Health Free yoga, tennis & fitness walking instruction at city parks September 16 – October 28 City Parks Foundation welcomes all New Yorkers, 60 and over, to participate in CityParks Seniors Fitness. The Fall 2011 season of Seniors Fitness programs will begin the week of September 19, and will offer free tennis lessons, yoga instruction and fitness walking in 16 parks across the city. All activities in this eight-week fitness program take place twice a week at each location through October 28th. Participants are encouraged to maintain regular attendance to maximize health benefits. CityParks Seniors Fitness has served over 3,400 participants since it began in 2006 and aims to keep neighborhood parks a great place for community activity. The program encourages New Yorkers to maximize the health benefits of staying active at all ages. Even in moderate amounts, exercise can help participants feel better, maintain or lose weight, reduce risk of heart disease and diabetes, and minimize the symptoms of arthritis. For more information about City Parks Foundation’s free Seniors Fitness programs, please call the Sports Department at (718) 760-6999. All equipment and instruction is provided free of charge. Sessions are one hour, twice a week. The following is a detailed schedule for CityParks Seniors Fitness for Fall 2011 in the Bronx: Crotona Park Tennis - Mondays/Wednesdays at 9 AM - Tennis Courts E 173rd St & Crotona Ave Pelham Bay Park Yoga - Mondays/Wednesdays at 9 AM - Middletown Rd & Stadium Ave Van Cortlandt Park/Woodlawn Yoga - Mondays/Wednesdays at 9 AM - Woodlawn Tennis Courts Jerome Ave & E 233rd St Walking - Tuesdays/Thursdays at 9 AM -Woodlawn Tennis Courts Jerome Ave & E 233rd St source: press release

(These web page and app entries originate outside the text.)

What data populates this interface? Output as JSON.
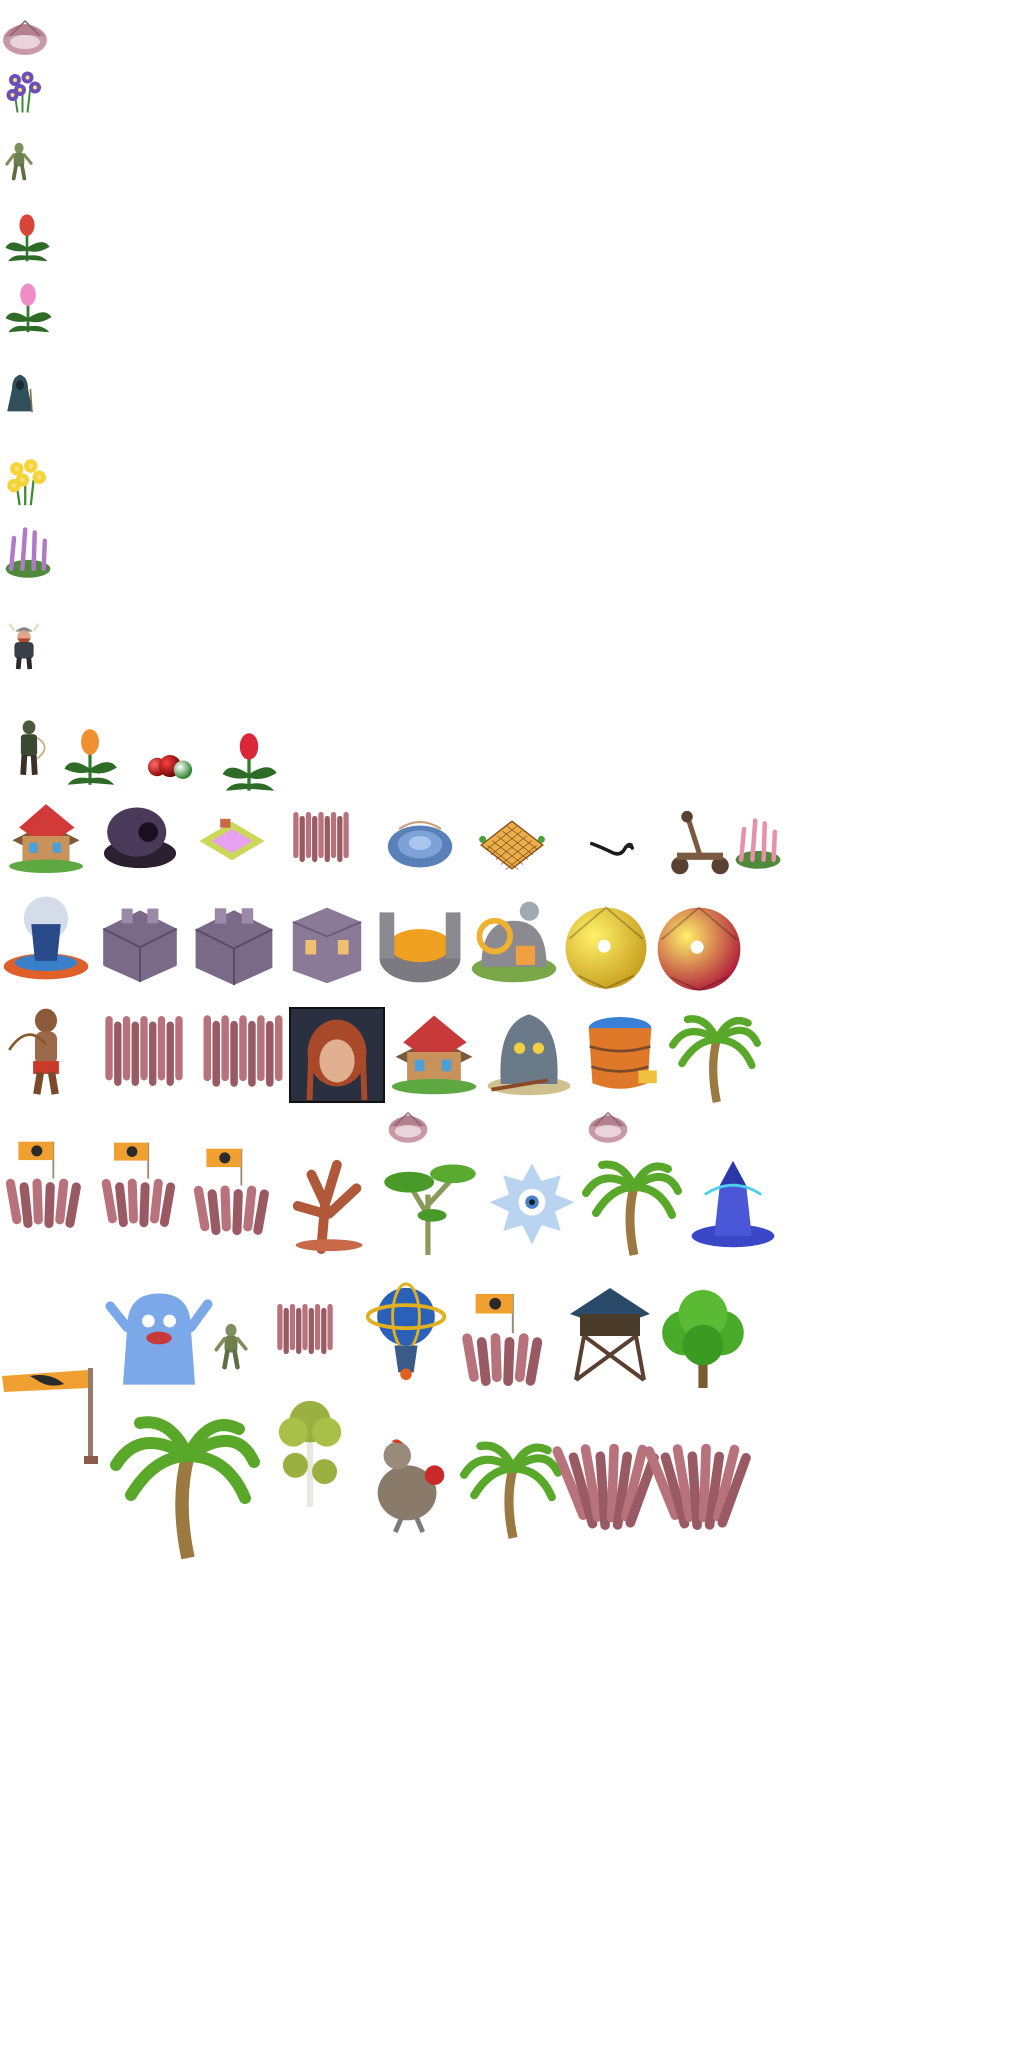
{
  "atlas": {
    "background": "#ffffff",
    "sprites": [
      {
        "name": "clam-shell",
        "kind": "shell"
      },
      {
        "name": "purple-flowers",
        "kind": "flowers",
        "color": "#6a4fb8"
      },
      {
        "name": "zombie-small",
        "kind": "zombie"
      },
      {
        "name": "red-flower-plant",
        "kind": "flower",
        "color": "#d8463a"
      },
      {
        "name": "pink-lily-plant",
        "kind": "flower",
        "color": "#f08cc8"
      },
      {
        "name": "hooded-figure",
        "kind": "hooded"
      },
      {
        "name": "daffodils",
        "kind": "flowers",
        "color": "#f5d43a"
      },
      {
        "name": "heather-plant",
        "kind": "bush",
        "color": "#b07ac8"
      },
      {
        "name": "viking-warrior",
        "kind": "viking"
      },
      {
        "name": "archer-soldier",
        "kind": "soldier"
      },
      {
        "name": "orange-bromeliad",
        "kind": "flower",
        "color": "#f09030"
      },
      {
        "name": "red-green-orbs",
        "kind": "orbs"
      },
      {
        "name": "red-bromeliad",
        "kind": "flower",
        "color": "#d8283a"
      },
      {
        "name": "red-roof-house",
        "kind": "house",
        "color": "#d23a3a"
      },
      {
        "name": "dark-cannon-bunker",
        "kind": "bunker"
      },
      {
        "name": "pink-tile-pad",
        "kind": "pad",
        "color": "#e8a0f0"
      },
      {
        "name": "wooden-wall-segment",
        "kind": "fence"
      },
      {
        "name": "blue-circular-platform",
        "kind": "platform"
      },
      {
        "name": "tiled-plaza",
        "kind": "plaza"
      },
      {
        "name": "black-serpent",
        "kind": "serpent"
      },
      {
        "name": "catapult",
        "kind": "catapult"
      },
      {
        "name": "pink-heather-bush",
        "kind": "bush",
        "color": "#e890a8"
      },
      {
        "name": "blue-potion-fountain",
        "kind": "fountain"
      },
      {
        "name": "stone-wall-block-1",
        "kind": "stonewall"
      },
      {
        "name": "stone-wall-block-2",
        "kind": "stonewall"
      },
      {
        "name": "stone-tower",
        "kind": "stonetower"
      },
      {
        "name": "gold-vault",
        "kind": "vault"
      },
      {
        "name": "workshop",
        "kind": "workshop"
      },
      {
        "name": "gold-gem-ball",
        "kind": "gem",
        "color": "#c8a020"
      },
      {
        "name": "red-gem-ball",
        "kind": "gem",
        "color": "#b0203a"
      },
      {
        "name": "monkey-archer",
        "kind": "monkey"
      },
      {
        "name": "wooden-spike-fence-1",
        "kind": "fence"
      },
      {
        "name": "wooden-spike-fence-2",
        "kind": "fence"
      },
      {
        "name": "braided-hair-portrait",
        "kind": "portrait"
      },
      {
        "name": "blue-brick-house",
        "kind": "house",
        "color": "#c83a3a"
      },
      {
        "name": "skull-mine-cave",
        "kind": "cave"
      },
      {
        "name": "barrel-pool",
        "kind": "barrel"
      },
      {
        "name": "palm-tree-small",
        "kind": "palm"
      },
      {
        "name": "flag-barricade-1",
        "kind": "flagfence"
      },
      {
        "name": "flag-barricade-2",
        "kind": "flagfence"
      },
      {
        "name": "flag-barricade-3",
        "kind": "flagfence"
      },
      {
        "name": "spooky-tree",
        "kind": "spookytree"
      },
      {
        "name": "clam-shell-2",
        "kind": "shell"
      },
      {
        "name": "acacia-tree",
        "kind": "acacia"
      },
      {
        "name": "eye-spirit",
        "kind": "eyespirit"
      },
      {
        "name": "clam-shell-3",
        "kind": "shell"
      },
      {
        "name": "palm-tree-medium",
        "kind": "palm"
      },
      {
        "name": "wizard-tower",
        "kind": "wizardtower"
      },
      {
        "name": "dragon-flag-pole",
        "kind": "flagpole"
      },
      {
        "name": "blue-jelly-ghost",
        "kind": "ghost"
      },
      {
        "name": "zombie-walker",
        "kind": "zombie"
      },
      {
        "name": "wooden-palisade",
        "kind": "fence"
      },
      {
        "name": "orbit-globe-machine",
        "kind": "globe"
      },
      {
        "name": "flag-barricade-4",
        "kind": "flagfence"
      },
      {
        "name": "watchtower",
        "kind": "watchtower"
      },
      {
        "name": "leafy-tree",
        "kind": "leafytree"
      },
      {
        "name": "palm-tree-large",
        "kind": "palm"
      },
      {
        "name": "birch-tree",
        "kind": "birch"
      },
      {
        "name": "robot-chicken",
        "kind": "chicken"
      },
      {
        "name": "palm-tree-tall",
        "kind": "palm"
      },
      {
        "name": "wooden-spike-wall-1",
        "kind": "bigfence"
      },
      {
        "name": "wooden-spike-wall-2",
        "kind": "bigfence"
      }
    ]
  }
}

Thursday, September 8, 2011
Community calendar Wave Hill Wave Hill invites visitors to include this public garden and cultural center in their observance of the tenth anniversary of September 11th. A serene landscape that overlooks the Hudson and Palisades, Wave Hill waives admission to the grounds all day, offering the peaceful oasis of its gardens as a place for contemplation and remembrance. Wind Elegy: Noon—4 pm In addition to regularly scheduled programs, visitors are invited to inscribe or illustrate strips of natural-fiber paper with personal reflections, messages or blessings during Wind Elegy, a special anniversary event. The flag-strips will be affixed to Wave Hill’s Pergola to flutter gently in the breeze. Later in the month, the paper will be composted to rest in the garden. More info, www.wavehill.org. New York Botanical Garden In recognition of the 10th anniversary of the September 11 tragedies, The New York Botanical Garden is offering free All-Garden Pass admission from 10 am to 12 pm on Sunday, September 11. All New Yorkers, particularly Bronx residents who may be in search of a way to commemorate the anniversary locally, are invited to enjoy the Botanical Garden as a beautiful venue that naturally lends itself to both quiet contemplation and family sharing. More info, www.nybg.org.
Wednesday, September 7, 2011
Monday, September 5, 2011
STATEMENT FROM BOROUGH PRESIDENT DIAZ (SEPT. 4) RE: Labor Day Weekend Gun Violence Incidents “Yesterday, the Bronx fell victim to a wave of disturbing gun violence. In just the 47th Precinct, our borough saw eight separate shooting incidents, and three small children—a 13 year old girl two boys, ages 11 and 10—are among those affected by these senseless acts, both in the 47th Precinct and elsewhere in our borough. “The response of the Bronx must be to act, and my office will continue to work to take as many illegal guns off of our streets as we possibly can. I urge all Bronxites with knowledge of illegal guns in their community to call 866-GUN-STOP to anonymously report those guns to the police, an action I encourage through my office’s ‘Peace in our Streets’ campaign. “We cannot allow the summer to close in a hail of bullets, and I know I speak for all Bronxites in condemning the despicable, cowardly violence that descended on our borough not only this weekend, but throughout the summer. This violence must stop,” said Bronx Borough President Ruben Diaz Jr. More information on the 866-GUN-STOP program can be found at http://www.nyc.gov/html/nypd/html/home/rewards.shtml.